The CreativePepTM Peptide Library technology can be used for a number of different types of library:
The overlapping peptide library is most commonly used for linear, continuous epitope mapping, where the aim is to generate a library of overlapping peptide sequences of specific length and specific offset, to cover the entire native protein sequence. Choice of the appropriate peptide length and offset number depends on the application of the peptides and also affects both the cost of the peptide set and the usefulness of the data obtained from the experiment. The importance of choosing appropriate peptide length and offset number is illustrated with two extreme situations in Fig. 1. If a 10mer with offset 2 is chosen, at least three peptide sequences would span the epitope ("hits"), and 6, 10mers need to be made. If a 6mer with offset 4 is chosen, fewer peptides need to be synthesized, but the epitope could be missed outright, see below.
Fig. 1 Examples of strategies in selecting sequences for peptide librariesFig. 2 Schematic representation of the different strategies in constructing peptide libraries for sequence optimization
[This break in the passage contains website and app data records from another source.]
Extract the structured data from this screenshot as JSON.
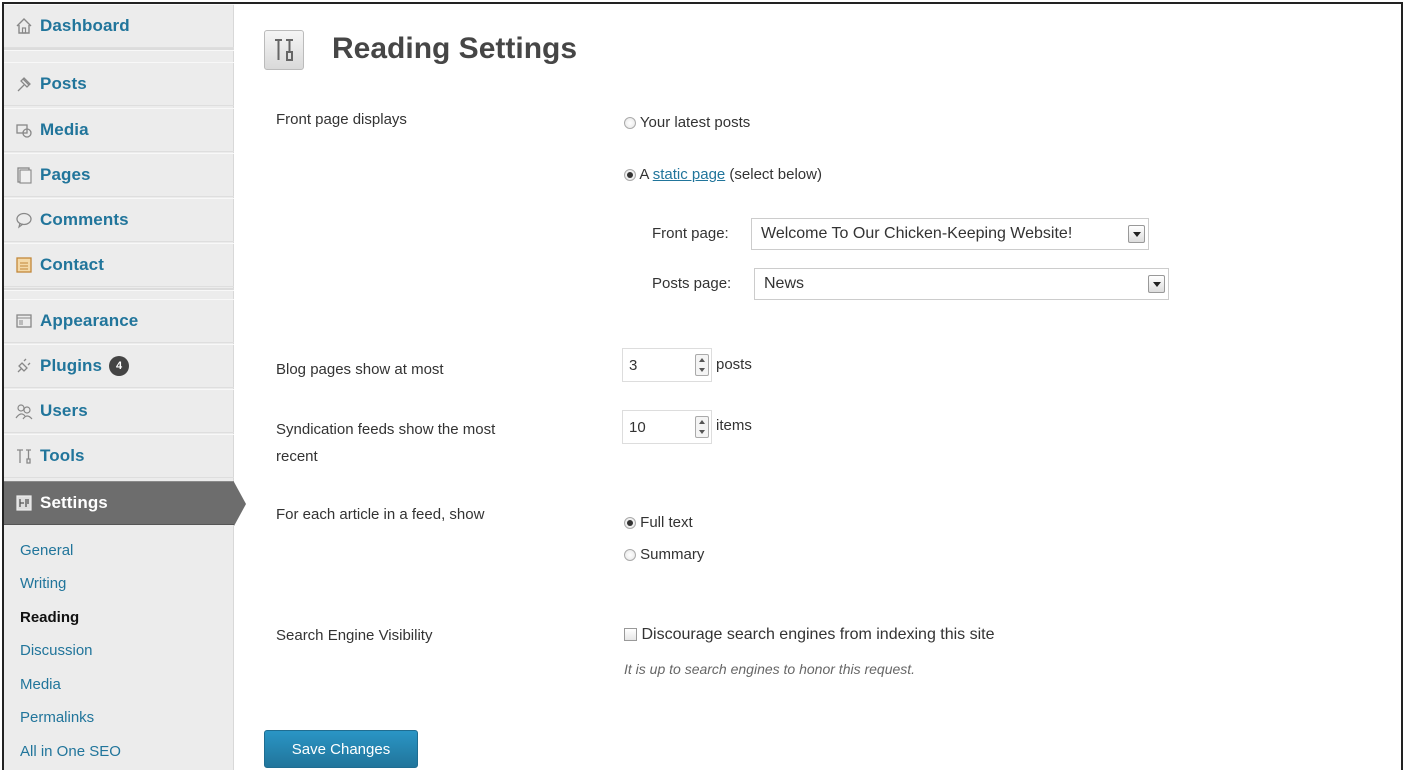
{
  "sidebar": {
    "items": [
      {
        "label": "Dashboard",
        "icon": "home-icon"
      },
      {
        "label": "Posts",
        "icon": "pin-icon"
      },
      {
        "label": "Media",
        "icon": "media-icon"
      },
      {
        "label": "Pages",
        "icon": "pages-icon"
      },
      {
        "label": "Comments",
        "icon": "comment-icon"
      },
      {
        "label": "Contact",
        "icon": "contact-icon"
      },
      {
        "label": "Appearance",
        "icon": "appearance-icon"
      },
      {
        "label": "Plugins",
        "icon": "plugin-icon",
        "badge": "4"
      },
      {
        "label": "Users",
        "icon": "users-icon"
      },
      {
        "label": "Tools",
        "icon": "tools-icon"
      },
      {
        "label": "Settings",
        "icon": "settings-icon"
      }
    ],
    "submenu": [
      "General",
      "Writing",
      "Reading",
      "Discussion",
      "Media",
      "Permalinks",
      "All in One SEO"
    ],
    "current_submenu": "Reading"
  },
  "page": {
    "title": "Reading Settings"
  },
  "front_page": {
    "label": "Front page displays",
    "option_latest": "Your latest posts",
    "option_static_prefix": "A",
    "option_static_link": "static page",
    "option_static_suffix": "(select below)",
    "selected": "static",
    "front_page_label": "Front page:",
    "front_page_value": "Welcome To Our Chicken-Keeping Website!",
    "posts_page_label": "Posts page:",
    "posts_page_value": "News"
  },
  "blog_pages": {
    "label": "Blog pages show at most",
    "value": "3",
    "unit": "posts"
  },
  "syndication": {
    "label_line1": "Syndication feeds show the most",
    "label_line2": "recent",
    "value": "10",
    "unit": "items"
  },
  "feed_article": {
    "label": "For each article in a feed, show",
    "option_full": "Full text",
    "option_summary": "Summary",
    "selected": "full"
  },
  "search_visibility": {
    "label": "Search Engine Visibility",
    "checkbox_label": "Discourage search engines from indexing this site",
    "checked": false,
    "description": "It is up to search engines to honor this request."
  },
  "actions": {
    "save_label": "Save Changes"
  },
  "colors": {
    "link": "#21759b",
    "active_menu": "#6d6d6d",
    "button": "#21759b"
  }
}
Alanine is systematically substituted into each amino acid position in the identified epitope. This strategy identifies the amino acids in the native sequence are essential for activity. Substitution of an essential amino acid results in a reduction in peptide activity, and the degree of reduction in activity is usually taken as a relative measure of the importance of the amino acid being substituted.
In many cases, truncation library screening allows for the identification of peptides with enhanced proteolytic stability. It can serve as a tool to investigate the extent to which peptide drugs undergo metabolic degradation, which is a major consideration in bringing drugs to the market.
Selected residues in the peptide sequence (wobbles) are simultaneously substituted with a mixture of all 20 amino acids, or a mixture of specific amino acids. In practice, this strategy is usually used for preliminary identification of a group of active sequences that can then be re-synthesized to validate the initial results.
A selected position or positions in a peptide sequence are each systematically replaced with different amino acids in order to determine the preferred amino acid residues at these positions, measured by corresponding increases in activity.